Pagans in Vegas
(Metric Music International/Universal Music Group)
Seamus Hamilton-Pattison January 11, 2016
Since the commercial and critical breakthrough of Fantasies (the record that spawned the un-goddamn-believable “Gimme Sympathy” and “Help I’m Alive”), Toronto-based indie rock quartet Metric has embraced an increasingly synthy sound more akin to contemporary pop music with each album.
Pagans in Vegas is to date, the epitome of this sound. Gone are guitarist James Shaw’s tight, driving, distorted guitar riffs. Gone too, is the endearing and sneering spoken-word delivery frontwoman Emily Haines frequently employed. These aspects of Metric have been effectively replaced by clean, reverb-drenched guitars over synthesizer-centric backing tracks to Haines’ now-pitch perfect, sickly sweet vocal stylings.
If that latter sound’s description is familiar to you, that’s because it’s extremely pervasive through mainstream indie/pop music these days. That’s the thing about Metric: even if they’re far from the forefront of popular music, the band’s new album still sounds trendy and relevant, without sacrificing authenticity.
With its 8-bit blips and definitively ’80s synth sound, “The Shade” could easily soundtrack your next stylish, pseudo-nerdy loft party.
“Too Bad, So Sad” is a club banger at-the-ready, sounding for all the world like Tiësto had a writing credit. Haines even resurrects her signature vocal inflection for this track’s chorus, bringing us the earworm line “Oh yeah, woo-hoo! Too bad, woo-hoo! So sad, woo-hoo!”
Like me, you might be initially put off by this album’s flaunting of the most electronic, pop-oriented sounds the band has produced to date. Stick it out though, because everything you like about Metric is still in place.

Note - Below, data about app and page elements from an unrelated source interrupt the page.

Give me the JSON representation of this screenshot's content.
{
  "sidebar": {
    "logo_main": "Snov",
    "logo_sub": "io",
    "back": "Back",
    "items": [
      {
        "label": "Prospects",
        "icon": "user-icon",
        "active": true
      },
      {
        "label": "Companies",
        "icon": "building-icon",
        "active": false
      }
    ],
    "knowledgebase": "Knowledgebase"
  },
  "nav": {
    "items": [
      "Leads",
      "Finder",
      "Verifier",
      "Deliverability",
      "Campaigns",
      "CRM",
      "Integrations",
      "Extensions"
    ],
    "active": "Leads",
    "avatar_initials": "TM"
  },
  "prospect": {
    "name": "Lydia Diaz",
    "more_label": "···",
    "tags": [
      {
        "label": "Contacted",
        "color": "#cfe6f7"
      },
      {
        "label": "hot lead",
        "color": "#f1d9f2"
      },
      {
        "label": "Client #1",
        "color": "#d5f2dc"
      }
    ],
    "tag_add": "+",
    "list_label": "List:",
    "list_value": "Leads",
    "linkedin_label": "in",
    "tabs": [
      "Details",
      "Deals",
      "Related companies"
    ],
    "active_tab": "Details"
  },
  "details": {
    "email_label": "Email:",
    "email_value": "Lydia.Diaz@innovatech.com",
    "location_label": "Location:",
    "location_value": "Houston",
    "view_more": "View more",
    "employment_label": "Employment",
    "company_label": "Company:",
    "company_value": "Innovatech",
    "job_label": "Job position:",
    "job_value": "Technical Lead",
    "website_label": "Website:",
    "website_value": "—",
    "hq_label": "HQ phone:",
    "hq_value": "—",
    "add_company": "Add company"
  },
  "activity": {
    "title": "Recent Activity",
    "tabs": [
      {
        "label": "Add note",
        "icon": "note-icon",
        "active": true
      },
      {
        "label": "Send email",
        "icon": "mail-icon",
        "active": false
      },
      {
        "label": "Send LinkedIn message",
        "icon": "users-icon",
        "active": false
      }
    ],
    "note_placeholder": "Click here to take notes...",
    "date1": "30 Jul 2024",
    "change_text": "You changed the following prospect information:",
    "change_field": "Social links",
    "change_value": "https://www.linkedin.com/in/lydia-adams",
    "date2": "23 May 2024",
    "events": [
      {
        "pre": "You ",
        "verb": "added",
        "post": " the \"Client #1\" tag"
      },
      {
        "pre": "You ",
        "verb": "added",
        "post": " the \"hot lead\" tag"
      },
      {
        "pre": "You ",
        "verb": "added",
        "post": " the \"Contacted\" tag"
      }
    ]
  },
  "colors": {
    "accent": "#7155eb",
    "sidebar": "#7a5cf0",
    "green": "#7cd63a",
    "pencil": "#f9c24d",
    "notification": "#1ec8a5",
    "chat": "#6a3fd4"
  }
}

Shaw’s a subtle guitarist, and still weaves his simple, melodic leads into almost every song. Emily Haines sings a little lower and softer, but still brings plenty of sass and pomp to her unique, powerful vocals.

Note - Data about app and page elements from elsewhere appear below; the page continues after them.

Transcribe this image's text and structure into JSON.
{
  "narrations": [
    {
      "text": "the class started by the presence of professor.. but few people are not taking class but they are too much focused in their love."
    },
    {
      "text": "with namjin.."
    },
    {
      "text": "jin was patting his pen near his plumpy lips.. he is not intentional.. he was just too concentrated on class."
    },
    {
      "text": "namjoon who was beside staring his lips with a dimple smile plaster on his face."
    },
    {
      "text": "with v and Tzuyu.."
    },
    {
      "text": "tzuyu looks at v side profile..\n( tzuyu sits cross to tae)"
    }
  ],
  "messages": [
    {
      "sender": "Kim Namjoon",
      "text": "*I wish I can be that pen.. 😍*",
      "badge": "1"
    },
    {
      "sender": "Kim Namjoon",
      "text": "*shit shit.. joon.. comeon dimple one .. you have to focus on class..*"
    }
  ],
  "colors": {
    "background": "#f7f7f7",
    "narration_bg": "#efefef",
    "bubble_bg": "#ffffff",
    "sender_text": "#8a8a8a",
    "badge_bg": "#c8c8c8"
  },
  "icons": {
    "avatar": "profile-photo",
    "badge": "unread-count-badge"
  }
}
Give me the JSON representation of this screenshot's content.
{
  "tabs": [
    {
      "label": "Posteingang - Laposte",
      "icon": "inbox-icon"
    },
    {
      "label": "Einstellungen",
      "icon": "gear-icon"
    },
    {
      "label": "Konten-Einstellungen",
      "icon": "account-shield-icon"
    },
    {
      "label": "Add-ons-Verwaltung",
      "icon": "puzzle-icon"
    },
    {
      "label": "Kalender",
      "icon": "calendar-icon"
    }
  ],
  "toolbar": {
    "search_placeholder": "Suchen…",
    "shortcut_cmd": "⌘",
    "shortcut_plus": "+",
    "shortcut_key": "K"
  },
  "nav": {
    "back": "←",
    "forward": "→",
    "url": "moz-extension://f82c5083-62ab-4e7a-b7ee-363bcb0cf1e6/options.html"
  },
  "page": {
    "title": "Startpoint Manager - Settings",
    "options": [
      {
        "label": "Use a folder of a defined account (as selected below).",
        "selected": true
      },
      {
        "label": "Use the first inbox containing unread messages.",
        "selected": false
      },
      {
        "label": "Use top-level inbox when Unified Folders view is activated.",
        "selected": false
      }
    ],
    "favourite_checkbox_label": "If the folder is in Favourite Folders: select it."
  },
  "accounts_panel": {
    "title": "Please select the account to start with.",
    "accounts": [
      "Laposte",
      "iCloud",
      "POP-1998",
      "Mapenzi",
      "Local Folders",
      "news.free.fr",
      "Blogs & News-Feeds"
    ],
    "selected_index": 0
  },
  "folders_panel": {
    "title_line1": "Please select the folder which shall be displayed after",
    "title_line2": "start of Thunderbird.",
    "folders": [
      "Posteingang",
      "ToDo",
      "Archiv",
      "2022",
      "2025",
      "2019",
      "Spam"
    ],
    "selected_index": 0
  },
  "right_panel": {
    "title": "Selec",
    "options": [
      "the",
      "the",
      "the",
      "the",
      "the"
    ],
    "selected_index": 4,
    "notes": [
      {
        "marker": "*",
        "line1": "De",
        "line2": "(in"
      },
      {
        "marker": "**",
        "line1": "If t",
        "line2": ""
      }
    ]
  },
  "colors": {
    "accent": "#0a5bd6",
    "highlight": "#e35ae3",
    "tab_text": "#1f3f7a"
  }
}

Pagans in Vegas is Metric’s blatant, but well-executed attempt to stay on the cutting edge of pop and captivate new audiences. If they succeed, it’s well-deserved.